Vulture: I almost had a feeling that Howard loved winning, but he almost loved losing just as much.
Wayne Diamond: When you’re a gambler, losing is the biggest part of it. Once you lose, you gotta win it back. You’re trying everything to win it back. That’s the action. There’s action all over the place. Look, that guy [Mike] Francesa [who plays Howard’s bookie], nobody liked that guy. I could buy and sell this motherfucker 50 times over. But hey, we’re on a movie set. These are all kids, they’re trying to make a living, they’re trying to do good. He’s walking around in a suit like, “Who the fuck are you?” I mean, give me a break. He was not exactly my kind of guy either.
I don’t like suits. I like the TV show, Suits, but he was kind of weird. He was not a real bookmaker. He sounded good, but that’s not how you deal with your bookmaker. Do me a favor, nobody in the history of bookmaking would ever take a parlay bet like that. I bet parlay with my friend who’s a billionaire, a big bet. Probably the biggest bet I ever made was with O.J. Simpson.
Wait, sorry. Can you go back?
O.J. Simpson was my biggest bet in history.
Can you explain to me what a parlay is?
Parlay is like, “Okay, you’re gonna bet on this horse, then …” It’s almost like the Daily Double, you bet on one horse, then you bet on the next horse. If you win that, you got to triple your bet in the next race, let’s say the third race, you’re betting on that, too. So you’re taking all the winnings and putting it on the next bet.
Okay, got it.

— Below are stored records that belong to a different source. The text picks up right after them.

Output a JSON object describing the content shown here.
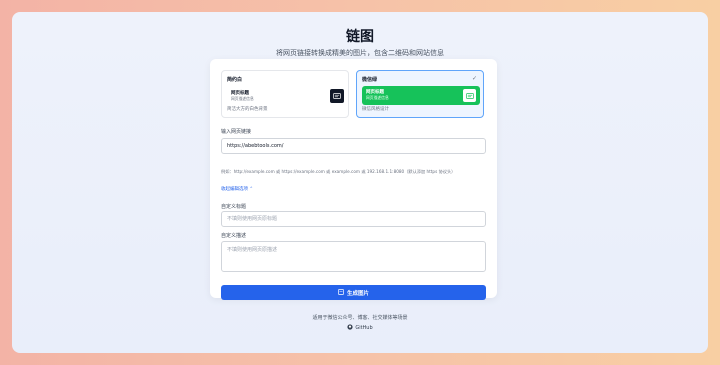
{
  "header": {
    "title": "链图",
    "subtitle": "将网页链接转换成精美的图片，包含二维码和网站信息"
  },
  "styles": [
    {
      "name": "简约白",
      "preview_title": "网页标题",
      "preview_desc": "网页描述信息",
      "description": "简洁大方的白色背景",
      "selected": false
    },
    {
      "name": "微信绿",
      "preview_title": "网页标题",
      "preview_desc": "网页描述信息",
      "description": "微信风格设计",
      "selected": true,
      "check": "✓"
    }
  ],
  "form": {
    "url_label": "输入网页链接",
    "url_value": "https://abebtools.com/",
    "url_hint": "例如：http://example.com 或 https://example.com 或 example.com 或 192.168.1.1:8080（默认添加 https 协议头）",
    "toggle_label": "收起编辑选项 ⌃",
    "custom_title_label": "自定义标题",
    "custom_title_placeholder": "不填则使用网页原标题",
    "custom_desc_label": "自定义描述",
    "custom_desc_placeholder": "不填则使用网页原描述",
    "generate_label": "生成图片"
  },
  "footer": {
    "text": "适用于微信公众号、博客、社交媒体等场景",
    "github_label": "GitHub"
  },
  "colors": {
    "accent": "#2563eb",
    "wechat_green": "#16c25a"
  }
}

In other words, you’re doubling and then four times-ing. But, the kind of parlay [Howard is] playing, nobody’s gonna bet on this. He’s doing high points. I used to sit with John Salley. We used to talk about it because John’s as straight as an arrow. He’s one of my best friends. O.J. used to bet on things, O.J. was a big friend. Who knows who killed her? I loved O.J. I played golf with him. He was my foursome: Kardashian, O.J. and Bobby, who’s dead.
Two of the guys are dead and the other’s eventually dead. I was friendly with the glove thing. I dined with him at Chow’s with my son. The lawyer, what’s his name?
Every time I think about him, I get tears. This was the nicest guy in the world.
The morning we spoke was the same day the Oscar nominations were announced. Uncut Gems was snubbed in every category. Diamond is furious; people his own age upset him. He likes the Safdies because they’re young, because they have ideas. “I like being with 25- to 45-year-old people. I don’t like old fucking people. They got nothing to teach me. Old people are just complaining all fucking day,” he says. (He declines to reveal his age.) “They all talk like, ‘Oh, how much money I make on the stock market.’ Fuck them. Tell me what else is going on, anything creative? You read anything new lately? Have you read any books? ‘No, no. I made a half a million dollars last week in the stock market.’ I don’t give a fuck, nobody gives a shit.”
Uncut Gems was a masterpiece, he says, and Sandler deserves every Oscar. “People under the age of 50 get this movie. But most people going to the movies are over 50. This is what the problem is,” he says. “Adam Sandler, for what he did in that movie, the guy really got punched in the face! He went through the fucking window in Nino’s! As a matter of fact, we’re having dinner tonight.”